Instead of a shopfront, Ouya’s Discover portal means buyers download games without any information about what they’re getting beyond a brief synopsis. Some games are totally free, others have a fixed price unlock, some – such as Hidden In Plain Sight – operate a pay-what-you-want unlock price point, and all games with premium components experiment with different methods. Canabalt HD, for instance, offers five lives per day for free, with unlimited gaming unlocked for a fee – and it clearly advertises its structure from the beginning. Not every game is as generous. Titles such as The Ball offer no mention of payment until they hit you with paywalls during the game.

Nobody expected developers to make their Ouya games for free, but the courtesy of informing gamers about their downloads – whether they’re demos or timed or full games – should have been a non-negotiable feature. The game library feels littered with honeytrap ventures: every download a mystery, every surprise paywall adding to the feeling that Ouya is just a £99 demo box.

Tangled truths are a problem dogging all aspects of the machine. External peripheral support works on a game-by-game basis with no indication given on either side; the Discover tab is a confused jumble of tiles where genre categories are more of a suggestion than a filing system; and questionable controller build quality is matched by questionable controller implementation, where few challenges are greater than trying to figure out how to invert the sticks.

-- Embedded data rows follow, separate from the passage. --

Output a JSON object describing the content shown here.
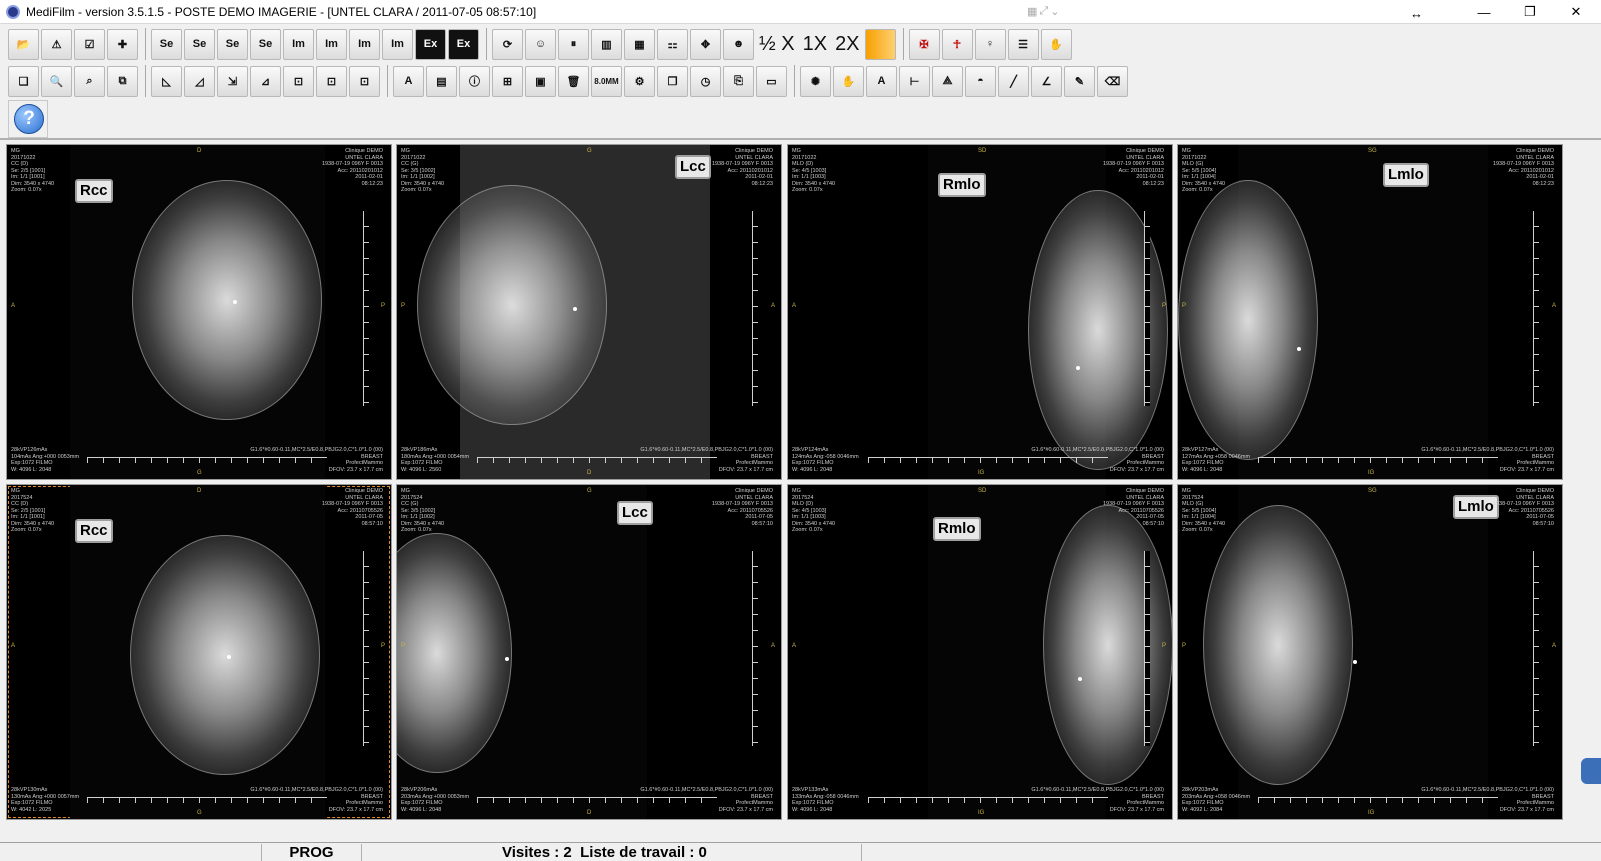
{
  "window": {
    "title": "MediFilm - version 3.5.1.5  - POSTE DEMO IMAGERIE - [UNTEL CLARA / 2011-07-05 08:57:10]",
    "min": "—",
    "max": "❐",
    "close": "✕"
  },
  "toolbar": {
    "row1": [
      "open",
      "warning",
      "checklist",
      "add",
      "Se",
      "Se",
      "Se",
      "Se",
      "Im",
      "Im",
      "Im",
      "Im",
      "Ex",
      "Ex",
      "sync",
      "person",
      "pause",
      "layout",
      "grid",
      "compare",
      "move",
      "patient"
    ],
    "zoom_half": "½",
    "zoom_x": "X",
    "zoom_1x": "1X",
    "zoom_2x": "2X",
    "row2_label_mm": "8.0MM",
    "help": "?"
  },
  "panes": [
    {
      "marker": "Rcc",
      "tl": "MG\n20171022\nCC (D)\nSe: 2/5 [1001]\nIm: 1/1 [1001]\nDim: 3540 x 4740\nZoom: 0.07x",
      "tr": "Clinique DEMO\nUNTEL CLARA\n1938-07-19 096Y F 0013\nAcc: 20110201012\n2011-02-01\n08:12:23",
      "bl": "28kVP126mAs\n104mAs Ang:+000 0053mm\nExp:1072 FILMO\nW: 4096 L: 2048",
      "br": "G1.6*#0.60-0.11,MC*2.5/E0.8,PBJG2.0,C*1.0*1.0 (00)\nBREAST\nProfectMammo\nDFOV: 23.7 x 17.7 cm",
      "top": "D",
      "bottom": "G",
      "left": "A",
      "right": "P"
    },
    {
      "marker": "Lcc",
      "tl": "MG\n20171022\nCC (G)\nSe: 3/5 [1002]\nIm: 1/1 [1002]\nDim: 3540 x 4740\nZoom: 0.07x",
      "tr": "Clinique DEMO\nUNTEL CLARA\n1938-07-19 096Y F 0013\nAcc: 20110201012\n2011-02-01\n08:12:23",
      "bl": "28kVP186mAs\n180mAs Ang:+000 0054mm\nExp:1072 FILMO\nW: 4096 L: 2560",
      "br": "G1.6*#0.60-0.11,MC*2.5/E0.8,PBJG2.0,C*1.0*1.0 (00)\nBREAST\nProfectMammo\nDFOV: 23.7 x 17.7 cm",
      "top": "G",
      "bottom": "D",
      "left": "P",
      "right": "A"
    },
    {
      "marker": "Rmlo",
      "tl": "MG\n20171022\nMLO (D)\nSe: 4/5 [1003]\nIm: 1/1 [1003]\nDim: 3540 x 4740\nZoom: 0.07x",
      "tr": "Clinique DEMO\nUNTEL CLARA\n1938-07-19 096Y F 0013\nAcc: 20110201012\n2011-02-01\n08:12:23",
      "bl": "28kVP124mAs\n124mAs Ang:-058 0046mm\nExp:1072 FILMO\nW: 4096 L: 2048",
      "br": "G1.6*#0.60-0.11,MC*2.5/E0.8,PBJG2.0,C*1.0*1.0 (00)\nBREAST\nProfectMammo\nDFOV: 23.7 x 17.7 cm",
      "top": "SD",
      "bottom": "IG",
      "left": "A",
      "right": "P"
    },
    {
      "marker": "Lmlo",
      "tl": "MG\n20171022\nMLO (G)\nSe: 5/5 [1004]\nIm: 1/1 [1004]\nDim: 3540 x 4740\nZoom: 0.07x",
      "tr": "Clinique DEMO\nUNTEL CLARA\n1938-07-19 096Y F 0013\nAcc: 20110201012\n2011-02-01\n08:12:23",
      "bl": "28kVP127mAs\n127mAs Ang:+058 0046mm\nExp:1072 FILMO\nW: 4096 L: 2048",
      "br": "G1.6*#0.60-0.11,MC*2.5/E0.8,PBJG2.0,C*1.0*1.0 (00)\nBREAST\nProfectMammo\nDFOV: 23.7 x 17.7 cm",
      "top": "SG",
      "bottom": "IG",
      "left": "P",
      "right": "A"
    },
    {
      "marker": "Rcc",
      "tl": "MG\n2017524\nCC (D)\nSe: 2/5 [1001]\nIm: 1/1 [1001]\nDim: 3540 x 4740\nZoom: 0.07x",
      "tr": "Clinique DEMO\nUNTEL CLARA\n1938-07-19 096Y F 0013\nAcc: 20110705526\n2011-07-05\n08:57:10",
      "bl": "28kVP130mAs\n130mAs Ang:+000 0057mm\nExp:1072 FILMO\nW: 4042 L: 2025",
      "br": "G1.6*#0.60-0.11,MC*2.5/E0.8,PBJG2.0,C*1.0*1.0 (00)\nBREAST\nProfectMammo\nDFOV: 23.7 x 17.7 cm",
      "top": "D",
      "bottom": "G",
      "left": "A",
      "right": "P"
    },
    {
      "marker": "Lcc",
      "tl": "MG\n2017524\nCC (G)\nSe: 3/5 [1002]\nIm: 1/1 [1002]\nDim: 3540 x 4740\nZoom: 0.07x",
      "tr": "Clinique DEMO\nUNTEL CLARA\n1938-07-19 096Y F 0013\nAcc: 20110705526\n2011-07-05\n08:57:10",
      "bl": "28kVP206mAs\n203mAs Ang:+000 0053mm\nExp:1072 FILMO\nW: 4096 L: 2048",
      "br": "G1.6*#0.60-0.11,MC*2.5/E0.8,PBJG2.0,C*1.0*1.0 (00)\nBREAST\nProfectMammo\nDFOV: 23.7 x 17.7 cm",
      "top": "G",
      "bottom": "D",
      "left": "P",
      "right": "A"
    },
    {
      "marker": "Rmlo",
      "tl": "MG\n2017524\nMLO (D)\nSe: 4/5 [1003]\nIm: 1/1 [1003]\nDim: 3540 x 4740\nZoom: 0.07x",
      "tr": "Clinique DEMO\nUNTEL CLARA\n1938-07-19 096Y F 0013\nAcc: 20110705526\n2011-07-05\n08:57:10",
      "bl": "28kVP133mAs\n133mAs Ang:-058 0046mm\nExp:1072 FILMO\nW: 4096 L: 2048",
      "br": "G1.6*#0.60-0.11,MC*2.5/E0.8,PBJG2.0,C*1.0*1.0 (00)\nBREAST\nProfectMammo\nDFOV: 23.7 x 17.7 cm",
      "top": "SD",
      "bottom": "IG",
      "left": "A",
      "right": "P"
    },
    {
      "marker": "Lmlo",
      "tl": "MG\n2017524\nMLO (G)\nSe: 5/5 [1004]\nIm: 1/1 [1004]\nDim: 3540 x 4740\nZoom: 0.07x",
      "tr": "Clinique DEMO\nUNTEL CLARA\n1938-07-19 096Y F 0013\nAcc: 20110705526\n2011-07-05\n08:57:10",
      "bl": "28kVP203mAs\n203mAs Ang:+058 0046mm\nExp:1072 FILMO\nW: 4092 L: 2084",
      "br": "G1.6*#0.60-0.11,MC*2.5/E0.8,PBJG2.0,C*1.0*1.0 (00)\nBREAST\nProfectMammo\nDFOV: 23.7 x 17.7 cm",
      "top": "SG",
      "bottom": "IG",
      "left": "P",
      "right": "A"
    }
  ],
  "status": {
    "mode": "PROG",
    "visits_label": "Visites : 2",
    "worklist_label": "Liste de travail : 0"
  }
}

Ouya has the potential to be much more than it currently is. It’s looking to make devices such as Roku and even Apple TV extinct once apps like XBMC and Netflix are optimised and available for the device, but with countless Android-based competitors due soon, Ouya can’t afford to wait long. This month sees the release of PlayJam’s cheaper and more portable GameStick, with XBMC support out of the box and popular streaming services not far behind. The upcoming subscription-based GamePop and GamePop Mini, meanwhile, are aiming to capitalise on Ouya’s free-to-play communication errors by ensuring that all their games are free for as long as you pay a monthly console subscription.

Of all the Android machines going through their final phases of iteration, it’s Mad Catz’s Mojo, a console still without a price or release date, that looks poised to make the biggest challenge. In stark contrast to Ouya’s closed shopfront, Mad Catz is promising access to Google Play and Amazon Appstore for an instantly available catalogue of thousands of titles, and the promise of your existing library of Android games accessible from the moment you turn it on. Despite Ouya’s open-arms policy for developers, the console is closed to end users without the knowledge to side-load software.

Whether there’s an appetite for any of these consoles remains to be seen. The wide range of Android devices without unified regulations has given rise to a minefield of titles unoptimised for different platforms, with buyers acting as bug-testers, and an unfriendly and prohibitive space for casual players lured by the promise of cheap and free games. Ouya’s failure to meet even its most fundamental promises and its insistence on a closed Android system is a deflating discovery, and one that casts a worrying shadow over consoles with greater, more open-ended ambitions.